Work request -> Gather every line of the entries that includes the word "your".

(Element data from apps and pages)
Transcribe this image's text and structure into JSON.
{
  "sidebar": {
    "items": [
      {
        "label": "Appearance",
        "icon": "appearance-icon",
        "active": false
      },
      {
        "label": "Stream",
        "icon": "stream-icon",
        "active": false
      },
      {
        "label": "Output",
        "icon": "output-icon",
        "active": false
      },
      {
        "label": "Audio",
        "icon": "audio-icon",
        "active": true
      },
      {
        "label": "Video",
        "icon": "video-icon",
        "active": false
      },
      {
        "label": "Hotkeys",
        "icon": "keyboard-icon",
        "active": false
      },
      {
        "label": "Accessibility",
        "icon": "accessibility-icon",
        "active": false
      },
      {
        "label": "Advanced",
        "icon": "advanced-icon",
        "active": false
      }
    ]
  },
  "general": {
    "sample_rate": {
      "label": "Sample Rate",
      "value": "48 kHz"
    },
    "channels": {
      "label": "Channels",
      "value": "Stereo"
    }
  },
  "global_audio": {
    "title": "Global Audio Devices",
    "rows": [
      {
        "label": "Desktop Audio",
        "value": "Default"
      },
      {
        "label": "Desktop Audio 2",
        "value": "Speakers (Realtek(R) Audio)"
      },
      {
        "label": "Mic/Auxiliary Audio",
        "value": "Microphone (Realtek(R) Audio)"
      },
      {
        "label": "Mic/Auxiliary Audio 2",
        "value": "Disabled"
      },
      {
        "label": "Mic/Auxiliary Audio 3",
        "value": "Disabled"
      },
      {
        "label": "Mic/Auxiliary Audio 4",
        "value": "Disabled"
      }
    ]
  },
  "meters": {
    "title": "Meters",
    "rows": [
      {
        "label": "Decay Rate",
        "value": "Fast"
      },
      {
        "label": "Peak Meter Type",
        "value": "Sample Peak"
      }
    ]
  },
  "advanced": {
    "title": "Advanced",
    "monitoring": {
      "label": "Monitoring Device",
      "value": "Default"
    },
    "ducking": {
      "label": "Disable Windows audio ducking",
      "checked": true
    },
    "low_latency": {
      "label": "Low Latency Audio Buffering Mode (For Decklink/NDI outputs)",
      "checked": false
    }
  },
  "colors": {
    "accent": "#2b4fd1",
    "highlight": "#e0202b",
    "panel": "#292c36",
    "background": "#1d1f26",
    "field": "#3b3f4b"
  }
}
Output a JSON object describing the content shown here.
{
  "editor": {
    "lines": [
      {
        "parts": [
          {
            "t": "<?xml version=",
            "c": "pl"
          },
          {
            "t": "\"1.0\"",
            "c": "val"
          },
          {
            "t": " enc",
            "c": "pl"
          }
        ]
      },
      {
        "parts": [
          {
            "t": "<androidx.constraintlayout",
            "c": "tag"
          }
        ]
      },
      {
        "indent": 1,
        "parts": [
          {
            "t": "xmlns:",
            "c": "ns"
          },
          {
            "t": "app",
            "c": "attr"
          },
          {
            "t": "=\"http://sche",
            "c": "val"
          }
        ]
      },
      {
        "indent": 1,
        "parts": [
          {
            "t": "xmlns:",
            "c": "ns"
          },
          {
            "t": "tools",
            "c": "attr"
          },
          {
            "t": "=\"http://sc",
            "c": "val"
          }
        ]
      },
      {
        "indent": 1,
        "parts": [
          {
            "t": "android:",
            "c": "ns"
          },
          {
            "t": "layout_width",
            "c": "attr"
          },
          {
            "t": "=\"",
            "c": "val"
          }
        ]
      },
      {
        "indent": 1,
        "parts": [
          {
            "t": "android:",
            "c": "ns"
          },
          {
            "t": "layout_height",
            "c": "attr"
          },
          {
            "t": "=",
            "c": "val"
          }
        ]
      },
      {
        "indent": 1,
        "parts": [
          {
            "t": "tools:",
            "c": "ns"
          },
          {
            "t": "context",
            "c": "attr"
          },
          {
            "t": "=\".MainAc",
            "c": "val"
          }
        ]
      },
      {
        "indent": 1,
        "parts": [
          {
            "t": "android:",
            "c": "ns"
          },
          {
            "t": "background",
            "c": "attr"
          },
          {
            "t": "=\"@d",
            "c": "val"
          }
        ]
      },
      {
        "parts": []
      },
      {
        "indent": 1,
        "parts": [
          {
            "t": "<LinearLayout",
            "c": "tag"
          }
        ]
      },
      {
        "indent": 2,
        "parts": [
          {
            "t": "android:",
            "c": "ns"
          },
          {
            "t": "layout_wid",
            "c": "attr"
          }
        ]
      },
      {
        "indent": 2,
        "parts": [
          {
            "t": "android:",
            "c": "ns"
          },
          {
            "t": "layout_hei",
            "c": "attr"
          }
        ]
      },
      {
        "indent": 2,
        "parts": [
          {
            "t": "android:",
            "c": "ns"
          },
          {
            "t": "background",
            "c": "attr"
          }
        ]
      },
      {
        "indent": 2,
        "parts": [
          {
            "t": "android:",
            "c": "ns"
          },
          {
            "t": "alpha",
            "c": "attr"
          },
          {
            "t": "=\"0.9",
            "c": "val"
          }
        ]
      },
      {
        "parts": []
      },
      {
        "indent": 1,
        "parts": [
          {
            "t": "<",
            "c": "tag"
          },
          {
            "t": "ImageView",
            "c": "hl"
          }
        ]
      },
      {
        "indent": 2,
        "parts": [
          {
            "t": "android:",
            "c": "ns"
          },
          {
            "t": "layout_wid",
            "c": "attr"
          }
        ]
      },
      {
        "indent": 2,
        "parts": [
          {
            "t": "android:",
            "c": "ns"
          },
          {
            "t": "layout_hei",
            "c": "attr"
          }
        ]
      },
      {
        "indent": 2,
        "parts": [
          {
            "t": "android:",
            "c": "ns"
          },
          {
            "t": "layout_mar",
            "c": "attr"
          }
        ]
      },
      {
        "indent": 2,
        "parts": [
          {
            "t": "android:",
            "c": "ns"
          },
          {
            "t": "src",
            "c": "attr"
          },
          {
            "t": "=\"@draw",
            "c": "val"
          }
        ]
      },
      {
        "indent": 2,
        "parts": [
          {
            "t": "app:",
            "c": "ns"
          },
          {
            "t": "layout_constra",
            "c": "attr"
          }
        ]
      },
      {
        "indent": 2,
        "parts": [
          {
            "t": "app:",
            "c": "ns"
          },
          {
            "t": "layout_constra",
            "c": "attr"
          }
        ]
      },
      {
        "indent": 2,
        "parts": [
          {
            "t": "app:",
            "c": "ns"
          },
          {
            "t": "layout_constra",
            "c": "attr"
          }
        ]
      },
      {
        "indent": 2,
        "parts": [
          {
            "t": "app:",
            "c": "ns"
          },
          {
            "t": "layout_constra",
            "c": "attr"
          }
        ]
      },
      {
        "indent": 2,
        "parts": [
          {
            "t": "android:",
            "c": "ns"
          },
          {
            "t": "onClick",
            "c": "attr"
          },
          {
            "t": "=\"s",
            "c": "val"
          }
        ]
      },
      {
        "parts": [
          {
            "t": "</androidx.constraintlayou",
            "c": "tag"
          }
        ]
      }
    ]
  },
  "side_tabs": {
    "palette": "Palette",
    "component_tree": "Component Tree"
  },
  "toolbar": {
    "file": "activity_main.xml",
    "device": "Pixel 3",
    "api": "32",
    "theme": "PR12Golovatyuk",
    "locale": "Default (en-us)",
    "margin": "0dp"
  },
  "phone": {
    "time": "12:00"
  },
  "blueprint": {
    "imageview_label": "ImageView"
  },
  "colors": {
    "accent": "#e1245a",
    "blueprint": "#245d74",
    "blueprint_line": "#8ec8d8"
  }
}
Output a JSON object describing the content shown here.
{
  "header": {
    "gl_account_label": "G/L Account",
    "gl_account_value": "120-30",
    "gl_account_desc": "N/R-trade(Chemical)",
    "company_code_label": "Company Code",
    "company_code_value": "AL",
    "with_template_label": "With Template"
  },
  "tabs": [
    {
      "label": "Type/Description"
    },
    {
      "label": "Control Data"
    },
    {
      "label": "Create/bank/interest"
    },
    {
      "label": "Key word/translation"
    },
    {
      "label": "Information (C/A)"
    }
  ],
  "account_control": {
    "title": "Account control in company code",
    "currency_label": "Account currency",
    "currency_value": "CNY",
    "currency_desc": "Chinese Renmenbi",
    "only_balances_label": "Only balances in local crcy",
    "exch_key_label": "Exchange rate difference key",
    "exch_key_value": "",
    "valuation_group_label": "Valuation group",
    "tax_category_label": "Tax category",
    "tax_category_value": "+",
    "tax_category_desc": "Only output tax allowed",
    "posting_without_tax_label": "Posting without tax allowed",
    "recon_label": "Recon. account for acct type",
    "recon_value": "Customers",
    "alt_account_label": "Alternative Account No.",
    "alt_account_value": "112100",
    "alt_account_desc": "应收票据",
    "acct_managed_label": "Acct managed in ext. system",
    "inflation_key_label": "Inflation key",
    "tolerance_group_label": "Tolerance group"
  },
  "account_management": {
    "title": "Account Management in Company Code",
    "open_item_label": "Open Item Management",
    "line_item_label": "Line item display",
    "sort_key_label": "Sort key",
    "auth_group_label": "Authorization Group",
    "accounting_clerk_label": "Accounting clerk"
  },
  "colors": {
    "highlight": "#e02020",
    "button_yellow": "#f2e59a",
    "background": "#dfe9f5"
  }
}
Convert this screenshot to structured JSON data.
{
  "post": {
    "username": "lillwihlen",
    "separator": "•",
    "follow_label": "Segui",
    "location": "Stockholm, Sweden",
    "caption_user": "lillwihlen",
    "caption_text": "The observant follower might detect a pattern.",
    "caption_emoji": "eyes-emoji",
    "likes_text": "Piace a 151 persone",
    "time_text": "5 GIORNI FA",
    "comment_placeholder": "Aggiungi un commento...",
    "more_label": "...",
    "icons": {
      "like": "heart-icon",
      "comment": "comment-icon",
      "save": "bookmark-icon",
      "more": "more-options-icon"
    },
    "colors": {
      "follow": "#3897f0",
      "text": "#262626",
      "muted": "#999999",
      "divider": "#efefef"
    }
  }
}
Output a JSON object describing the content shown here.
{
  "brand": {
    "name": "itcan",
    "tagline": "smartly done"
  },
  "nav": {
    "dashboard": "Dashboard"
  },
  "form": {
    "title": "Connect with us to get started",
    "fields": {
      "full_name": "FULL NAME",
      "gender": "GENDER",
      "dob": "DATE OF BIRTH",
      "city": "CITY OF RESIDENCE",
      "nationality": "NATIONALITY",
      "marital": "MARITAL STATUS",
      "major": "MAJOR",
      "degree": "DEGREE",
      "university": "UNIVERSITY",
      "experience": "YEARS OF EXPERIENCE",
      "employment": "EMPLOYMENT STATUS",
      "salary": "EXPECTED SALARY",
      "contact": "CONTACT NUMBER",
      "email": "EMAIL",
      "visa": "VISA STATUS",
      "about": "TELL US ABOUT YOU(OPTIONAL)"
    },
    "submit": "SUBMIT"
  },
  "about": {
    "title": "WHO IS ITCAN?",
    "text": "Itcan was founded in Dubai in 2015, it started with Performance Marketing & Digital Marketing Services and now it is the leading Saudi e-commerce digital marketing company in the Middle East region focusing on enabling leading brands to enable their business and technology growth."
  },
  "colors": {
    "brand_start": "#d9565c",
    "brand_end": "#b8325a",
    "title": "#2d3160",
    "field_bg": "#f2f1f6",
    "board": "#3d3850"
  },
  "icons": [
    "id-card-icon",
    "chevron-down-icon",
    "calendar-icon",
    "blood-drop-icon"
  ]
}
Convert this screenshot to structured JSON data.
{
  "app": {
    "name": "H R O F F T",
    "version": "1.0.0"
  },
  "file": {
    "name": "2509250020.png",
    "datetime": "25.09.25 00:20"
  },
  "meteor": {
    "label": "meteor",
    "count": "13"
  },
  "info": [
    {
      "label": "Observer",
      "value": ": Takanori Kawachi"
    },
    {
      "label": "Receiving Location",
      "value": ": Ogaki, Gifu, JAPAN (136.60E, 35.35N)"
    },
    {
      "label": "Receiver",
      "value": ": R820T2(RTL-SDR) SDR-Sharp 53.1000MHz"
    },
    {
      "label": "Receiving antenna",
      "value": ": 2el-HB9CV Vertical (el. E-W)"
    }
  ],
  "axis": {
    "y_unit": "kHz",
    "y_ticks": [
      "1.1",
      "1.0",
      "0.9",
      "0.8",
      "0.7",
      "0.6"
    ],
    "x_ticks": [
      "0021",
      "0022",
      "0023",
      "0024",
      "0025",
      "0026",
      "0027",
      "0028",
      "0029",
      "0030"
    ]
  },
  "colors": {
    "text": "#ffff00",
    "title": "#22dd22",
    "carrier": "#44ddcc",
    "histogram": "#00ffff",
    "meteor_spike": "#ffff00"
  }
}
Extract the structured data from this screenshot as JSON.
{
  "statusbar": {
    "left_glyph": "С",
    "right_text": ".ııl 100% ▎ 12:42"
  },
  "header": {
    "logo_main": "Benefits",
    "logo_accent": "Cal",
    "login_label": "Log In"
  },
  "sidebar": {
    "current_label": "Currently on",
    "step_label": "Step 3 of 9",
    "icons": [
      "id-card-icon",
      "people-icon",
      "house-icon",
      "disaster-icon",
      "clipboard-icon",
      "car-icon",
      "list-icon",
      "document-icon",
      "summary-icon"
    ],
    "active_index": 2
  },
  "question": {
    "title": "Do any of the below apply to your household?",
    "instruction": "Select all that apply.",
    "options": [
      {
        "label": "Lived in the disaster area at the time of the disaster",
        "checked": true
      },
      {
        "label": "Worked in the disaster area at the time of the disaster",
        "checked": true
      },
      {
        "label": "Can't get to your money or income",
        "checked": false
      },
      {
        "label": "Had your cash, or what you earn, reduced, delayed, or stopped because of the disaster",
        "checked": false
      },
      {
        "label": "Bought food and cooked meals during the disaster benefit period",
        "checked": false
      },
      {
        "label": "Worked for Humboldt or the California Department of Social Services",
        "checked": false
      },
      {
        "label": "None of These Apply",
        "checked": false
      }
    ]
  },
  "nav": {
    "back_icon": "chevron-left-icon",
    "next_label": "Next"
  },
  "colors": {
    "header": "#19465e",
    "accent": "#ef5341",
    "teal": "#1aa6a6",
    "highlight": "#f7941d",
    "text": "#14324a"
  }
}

Finished task ->
    "title": "Do any of the below apply to your household?",
        "label": "Can't get to your money or income",
        "label": "Had your cash, or what you earn, reduced, delayed, or stopped because of the disaster",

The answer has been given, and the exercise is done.